Exercise prompt:
Gather the lines from the material that contain "JSON".
Data below:
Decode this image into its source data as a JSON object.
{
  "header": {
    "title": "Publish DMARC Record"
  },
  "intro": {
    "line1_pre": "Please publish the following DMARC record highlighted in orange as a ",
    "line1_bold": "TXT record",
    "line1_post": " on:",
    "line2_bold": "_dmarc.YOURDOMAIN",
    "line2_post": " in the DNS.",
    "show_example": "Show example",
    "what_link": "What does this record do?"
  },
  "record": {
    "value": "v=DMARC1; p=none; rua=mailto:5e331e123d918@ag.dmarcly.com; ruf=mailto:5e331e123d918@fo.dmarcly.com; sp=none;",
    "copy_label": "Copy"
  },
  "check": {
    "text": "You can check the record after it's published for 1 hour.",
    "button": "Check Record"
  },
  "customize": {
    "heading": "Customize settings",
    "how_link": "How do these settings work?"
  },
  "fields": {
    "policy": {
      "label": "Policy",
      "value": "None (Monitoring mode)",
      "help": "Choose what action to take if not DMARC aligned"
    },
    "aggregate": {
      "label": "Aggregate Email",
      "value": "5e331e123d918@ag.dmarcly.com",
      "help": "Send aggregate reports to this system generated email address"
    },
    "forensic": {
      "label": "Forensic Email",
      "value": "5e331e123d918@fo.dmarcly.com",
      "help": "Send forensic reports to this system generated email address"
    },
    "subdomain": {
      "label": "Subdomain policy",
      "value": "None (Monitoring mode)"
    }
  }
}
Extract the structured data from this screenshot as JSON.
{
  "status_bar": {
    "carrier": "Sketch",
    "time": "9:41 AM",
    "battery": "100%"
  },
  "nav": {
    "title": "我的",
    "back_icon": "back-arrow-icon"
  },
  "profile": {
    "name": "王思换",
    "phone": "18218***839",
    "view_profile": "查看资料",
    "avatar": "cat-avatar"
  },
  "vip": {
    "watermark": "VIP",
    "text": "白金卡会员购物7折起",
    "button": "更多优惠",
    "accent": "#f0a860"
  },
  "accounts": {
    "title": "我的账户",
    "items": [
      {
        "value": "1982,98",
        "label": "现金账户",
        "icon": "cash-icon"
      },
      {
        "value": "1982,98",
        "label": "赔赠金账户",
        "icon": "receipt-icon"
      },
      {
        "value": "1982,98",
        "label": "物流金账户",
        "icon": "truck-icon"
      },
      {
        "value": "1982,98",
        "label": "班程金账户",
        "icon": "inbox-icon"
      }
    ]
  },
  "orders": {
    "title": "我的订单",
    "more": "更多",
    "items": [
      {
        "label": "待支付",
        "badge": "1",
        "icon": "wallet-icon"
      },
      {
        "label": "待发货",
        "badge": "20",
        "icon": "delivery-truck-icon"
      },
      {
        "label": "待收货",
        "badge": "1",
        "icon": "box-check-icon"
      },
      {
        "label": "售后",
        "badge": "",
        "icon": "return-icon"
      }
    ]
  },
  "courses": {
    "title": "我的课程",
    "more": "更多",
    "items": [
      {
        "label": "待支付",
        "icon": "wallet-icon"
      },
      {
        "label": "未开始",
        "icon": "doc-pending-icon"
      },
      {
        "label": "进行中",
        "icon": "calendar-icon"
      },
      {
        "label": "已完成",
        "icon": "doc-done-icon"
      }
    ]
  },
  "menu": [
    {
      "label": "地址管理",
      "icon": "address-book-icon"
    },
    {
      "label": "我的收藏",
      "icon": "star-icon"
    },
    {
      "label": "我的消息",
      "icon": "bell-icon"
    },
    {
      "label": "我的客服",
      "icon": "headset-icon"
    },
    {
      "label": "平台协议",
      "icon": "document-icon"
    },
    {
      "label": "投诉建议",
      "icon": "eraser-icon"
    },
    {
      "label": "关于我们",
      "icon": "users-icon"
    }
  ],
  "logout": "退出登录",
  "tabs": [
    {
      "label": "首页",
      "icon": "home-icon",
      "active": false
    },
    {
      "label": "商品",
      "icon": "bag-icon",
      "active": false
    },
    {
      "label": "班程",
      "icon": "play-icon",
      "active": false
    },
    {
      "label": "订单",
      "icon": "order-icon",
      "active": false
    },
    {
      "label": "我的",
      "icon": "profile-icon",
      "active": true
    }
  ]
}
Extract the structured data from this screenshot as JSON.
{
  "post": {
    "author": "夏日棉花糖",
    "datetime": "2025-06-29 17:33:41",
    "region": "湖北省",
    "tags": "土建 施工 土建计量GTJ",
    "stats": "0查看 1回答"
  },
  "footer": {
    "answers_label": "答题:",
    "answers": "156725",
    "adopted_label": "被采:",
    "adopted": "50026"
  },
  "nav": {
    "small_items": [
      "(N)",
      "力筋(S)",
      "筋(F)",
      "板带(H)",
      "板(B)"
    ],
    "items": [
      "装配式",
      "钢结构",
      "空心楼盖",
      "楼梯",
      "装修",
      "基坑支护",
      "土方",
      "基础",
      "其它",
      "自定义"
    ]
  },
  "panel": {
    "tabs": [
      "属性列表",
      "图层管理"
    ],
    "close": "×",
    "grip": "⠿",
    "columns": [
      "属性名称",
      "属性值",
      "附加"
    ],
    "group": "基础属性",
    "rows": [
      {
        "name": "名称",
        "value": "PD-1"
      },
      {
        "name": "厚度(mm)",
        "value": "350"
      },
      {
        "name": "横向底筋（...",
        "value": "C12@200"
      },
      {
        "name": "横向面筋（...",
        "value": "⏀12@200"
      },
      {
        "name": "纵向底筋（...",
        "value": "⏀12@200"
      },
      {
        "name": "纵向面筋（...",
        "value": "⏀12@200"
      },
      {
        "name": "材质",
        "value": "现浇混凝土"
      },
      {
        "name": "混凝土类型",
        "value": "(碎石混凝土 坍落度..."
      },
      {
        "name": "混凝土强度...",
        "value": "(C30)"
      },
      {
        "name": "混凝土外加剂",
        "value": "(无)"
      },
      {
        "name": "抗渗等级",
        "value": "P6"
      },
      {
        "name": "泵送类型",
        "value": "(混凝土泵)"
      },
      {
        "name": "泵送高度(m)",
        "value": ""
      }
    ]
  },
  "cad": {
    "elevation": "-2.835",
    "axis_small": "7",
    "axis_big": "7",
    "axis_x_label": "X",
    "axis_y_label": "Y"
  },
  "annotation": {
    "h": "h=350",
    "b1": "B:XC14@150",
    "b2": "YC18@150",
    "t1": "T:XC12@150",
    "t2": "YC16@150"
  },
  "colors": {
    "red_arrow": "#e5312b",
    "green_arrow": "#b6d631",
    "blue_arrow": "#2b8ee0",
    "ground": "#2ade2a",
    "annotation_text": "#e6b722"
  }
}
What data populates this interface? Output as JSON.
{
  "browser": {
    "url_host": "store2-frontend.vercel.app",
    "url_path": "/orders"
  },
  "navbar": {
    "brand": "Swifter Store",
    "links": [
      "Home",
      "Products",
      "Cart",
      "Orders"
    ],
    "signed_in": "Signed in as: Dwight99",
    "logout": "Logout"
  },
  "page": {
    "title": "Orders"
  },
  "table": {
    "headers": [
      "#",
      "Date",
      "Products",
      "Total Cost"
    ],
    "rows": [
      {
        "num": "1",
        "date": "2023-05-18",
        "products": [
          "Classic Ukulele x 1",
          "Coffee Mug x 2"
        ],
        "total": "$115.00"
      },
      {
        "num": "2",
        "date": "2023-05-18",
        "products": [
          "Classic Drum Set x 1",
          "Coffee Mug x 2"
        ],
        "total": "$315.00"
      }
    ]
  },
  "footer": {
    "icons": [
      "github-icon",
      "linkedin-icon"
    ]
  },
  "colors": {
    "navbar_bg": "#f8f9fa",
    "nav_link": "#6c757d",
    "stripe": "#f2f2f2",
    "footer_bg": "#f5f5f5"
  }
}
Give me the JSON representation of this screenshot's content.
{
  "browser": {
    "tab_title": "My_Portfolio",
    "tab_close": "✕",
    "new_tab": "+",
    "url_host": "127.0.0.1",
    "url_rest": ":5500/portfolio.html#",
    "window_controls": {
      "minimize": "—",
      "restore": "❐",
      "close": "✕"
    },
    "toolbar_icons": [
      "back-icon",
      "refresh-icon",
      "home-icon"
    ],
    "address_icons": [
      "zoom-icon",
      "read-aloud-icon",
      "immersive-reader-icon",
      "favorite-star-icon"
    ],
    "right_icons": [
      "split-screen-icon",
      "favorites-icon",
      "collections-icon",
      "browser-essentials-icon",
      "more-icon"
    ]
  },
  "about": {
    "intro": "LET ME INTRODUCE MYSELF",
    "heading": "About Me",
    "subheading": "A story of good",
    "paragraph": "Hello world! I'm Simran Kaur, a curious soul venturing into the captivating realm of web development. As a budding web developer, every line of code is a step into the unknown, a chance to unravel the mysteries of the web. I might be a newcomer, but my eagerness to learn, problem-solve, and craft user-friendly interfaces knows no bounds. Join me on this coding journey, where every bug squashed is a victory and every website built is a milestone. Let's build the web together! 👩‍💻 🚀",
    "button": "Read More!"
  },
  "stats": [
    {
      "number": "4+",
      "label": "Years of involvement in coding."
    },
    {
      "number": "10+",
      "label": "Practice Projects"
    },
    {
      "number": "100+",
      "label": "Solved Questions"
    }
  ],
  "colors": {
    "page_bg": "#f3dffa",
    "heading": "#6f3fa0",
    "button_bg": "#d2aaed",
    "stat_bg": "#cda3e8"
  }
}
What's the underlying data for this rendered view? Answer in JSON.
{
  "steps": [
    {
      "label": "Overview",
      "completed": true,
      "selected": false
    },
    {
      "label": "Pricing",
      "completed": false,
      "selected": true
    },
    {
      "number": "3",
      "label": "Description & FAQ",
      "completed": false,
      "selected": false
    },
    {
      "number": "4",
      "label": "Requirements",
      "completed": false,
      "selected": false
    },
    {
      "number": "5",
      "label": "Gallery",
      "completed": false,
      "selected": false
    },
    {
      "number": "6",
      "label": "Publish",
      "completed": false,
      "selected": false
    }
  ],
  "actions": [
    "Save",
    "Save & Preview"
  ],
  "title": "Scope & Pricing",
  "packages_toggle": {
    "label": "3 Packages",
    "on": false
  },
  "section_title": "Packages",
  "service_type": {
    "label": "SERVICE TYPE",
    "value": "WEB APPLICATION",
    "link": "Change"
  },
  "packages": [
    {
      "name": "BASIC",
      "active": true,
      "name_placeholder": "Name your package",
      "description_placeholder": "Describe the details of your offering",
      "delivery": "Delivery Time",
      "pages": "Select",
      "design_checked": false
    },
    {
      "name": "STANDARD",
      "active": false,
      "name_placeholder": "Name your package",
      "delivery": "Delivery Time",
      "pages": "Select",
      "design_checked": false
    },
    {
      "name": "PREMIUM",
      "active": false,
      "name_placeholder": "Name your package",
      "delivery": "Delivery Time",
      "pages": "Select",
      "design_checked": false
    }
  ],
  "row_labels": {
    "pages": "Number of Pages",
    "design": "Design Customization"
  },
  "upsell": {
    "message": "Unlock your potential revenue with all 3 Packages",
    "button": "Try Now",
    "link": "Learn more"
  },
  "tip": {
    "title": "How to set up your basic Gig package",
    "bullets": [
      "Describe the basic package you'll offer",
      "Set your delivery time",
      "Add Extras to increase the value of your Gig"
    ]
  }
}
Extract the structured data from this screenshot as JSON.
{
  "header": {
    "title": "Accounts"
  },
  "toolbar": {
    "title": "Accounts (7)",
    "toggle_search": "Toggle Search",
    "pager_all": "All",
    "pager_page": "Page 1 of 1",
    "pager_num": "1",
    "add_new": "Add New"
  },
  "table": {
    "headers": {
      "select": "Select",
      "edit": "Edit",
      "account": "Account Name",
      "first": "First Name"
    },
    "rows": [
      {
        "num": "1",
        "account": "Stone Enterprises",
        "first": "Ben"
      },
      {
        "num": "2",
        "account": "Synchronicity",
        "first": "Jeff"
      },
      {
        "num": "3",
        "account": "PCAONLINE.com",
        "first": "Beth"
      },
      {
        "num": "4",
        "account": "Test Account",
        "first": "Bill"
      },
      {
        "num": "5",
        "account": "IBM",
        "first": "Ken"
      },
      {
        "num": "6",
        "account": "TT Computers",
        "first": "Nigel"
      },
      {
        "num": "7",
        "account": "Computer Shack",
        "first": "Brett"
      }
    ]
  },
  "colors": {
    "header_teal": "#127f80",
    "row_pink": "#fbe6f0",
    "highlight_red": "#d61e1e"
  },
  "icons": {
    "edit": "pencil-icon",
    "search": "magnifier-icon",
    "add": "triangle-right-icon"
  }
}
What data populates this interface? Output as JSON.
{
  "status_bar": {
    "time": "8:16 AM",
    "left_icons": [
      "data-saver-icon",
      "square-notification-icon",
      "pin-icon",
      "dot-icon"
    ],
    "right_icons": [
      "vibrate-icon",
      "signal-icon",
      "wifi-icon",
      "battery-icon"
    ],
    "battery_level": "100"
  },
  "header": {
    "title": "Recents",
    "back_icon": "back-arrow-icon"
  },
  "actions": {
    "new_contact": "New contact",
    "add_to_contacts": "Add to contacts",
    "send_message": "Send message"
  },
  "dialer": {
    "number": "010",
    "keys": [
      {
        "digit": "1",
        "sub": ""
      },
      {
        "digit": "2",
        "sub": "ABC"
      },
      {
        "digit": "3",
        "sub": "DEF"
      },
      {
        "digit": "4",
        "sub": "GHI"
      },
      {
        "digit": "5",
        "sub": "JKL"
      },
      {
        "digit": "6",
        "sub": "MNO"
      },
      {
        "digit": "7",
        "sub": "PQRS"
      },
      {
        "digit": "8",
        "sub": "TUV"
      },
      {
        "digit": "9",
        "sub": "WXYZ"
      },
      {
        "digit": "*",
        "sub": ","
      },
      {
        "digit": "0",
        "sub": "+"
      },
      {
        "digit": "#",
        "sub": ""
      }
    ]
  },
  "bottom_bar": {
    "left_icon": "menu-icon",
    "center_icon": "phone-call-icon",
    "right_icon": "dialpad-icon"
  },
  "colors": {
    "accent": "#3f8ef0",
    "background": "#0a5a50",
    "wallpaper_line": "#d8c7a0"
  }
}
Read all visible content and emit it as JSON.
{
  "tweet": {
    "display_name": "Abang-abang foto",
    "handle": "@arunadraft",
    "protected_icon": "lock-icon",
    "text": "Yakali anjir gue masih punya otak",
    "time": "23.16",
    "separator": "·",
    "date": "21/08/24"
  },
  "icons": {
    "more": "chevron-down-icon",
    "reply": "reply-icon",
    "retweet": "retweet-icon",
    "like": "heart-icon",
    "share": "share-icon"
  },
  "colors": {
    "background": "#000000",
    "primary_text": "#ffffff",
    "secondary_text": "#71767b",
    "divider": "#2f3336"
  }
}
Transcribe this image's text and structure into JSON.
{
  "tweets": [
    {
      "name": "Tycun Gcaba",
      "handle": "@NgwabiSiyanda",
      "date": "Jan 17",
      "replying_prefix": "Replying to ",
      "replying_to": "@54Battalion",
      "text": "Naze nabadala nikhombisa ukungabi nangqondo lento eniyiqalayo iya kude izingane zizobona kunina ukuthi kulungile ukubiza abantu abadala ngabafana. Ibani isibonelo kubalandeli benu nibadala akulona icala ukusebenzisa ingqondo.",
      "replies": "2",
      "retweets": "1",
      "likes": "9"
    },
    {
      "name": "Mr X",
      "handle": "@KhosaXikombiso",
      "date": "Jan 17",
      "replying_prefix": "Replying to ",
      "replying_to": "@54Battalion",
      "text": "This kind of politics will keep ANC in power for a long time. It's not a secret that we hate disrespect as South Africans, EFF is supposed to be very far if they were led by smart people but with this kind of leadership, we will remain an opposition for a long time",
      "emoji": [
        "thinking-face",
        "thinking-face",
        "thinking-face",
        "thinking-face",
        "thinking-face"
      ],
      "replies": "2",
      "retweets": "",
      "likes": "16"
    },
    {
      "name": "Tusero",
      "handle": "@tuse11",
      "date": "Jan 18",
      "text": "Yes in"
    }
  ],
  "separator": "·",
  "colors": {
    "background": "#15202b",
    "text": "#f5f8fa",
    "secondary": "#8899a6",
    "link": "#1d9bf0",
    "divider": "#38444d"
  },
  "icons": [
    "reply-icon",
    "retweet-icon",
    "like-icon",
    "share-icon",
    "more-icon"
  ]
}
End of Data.
Finished task:
Decode this image into its source data as a JSON object.
Extract the structured data from this screenshot as JSON.
Extract the structured data from this screenshot as JSON.
What data populates this interface? Output as JSON.
Give me the JSON representation of this screenshot's content.
What's the underlying data for this rendered view? Answer in JSON.
Extract the structured data from this screenshot as JSON.
What data populates this interface? Output as JSON.
Read all visible content and emit it as JSON.
Transcribe this image's text and structure into JSON.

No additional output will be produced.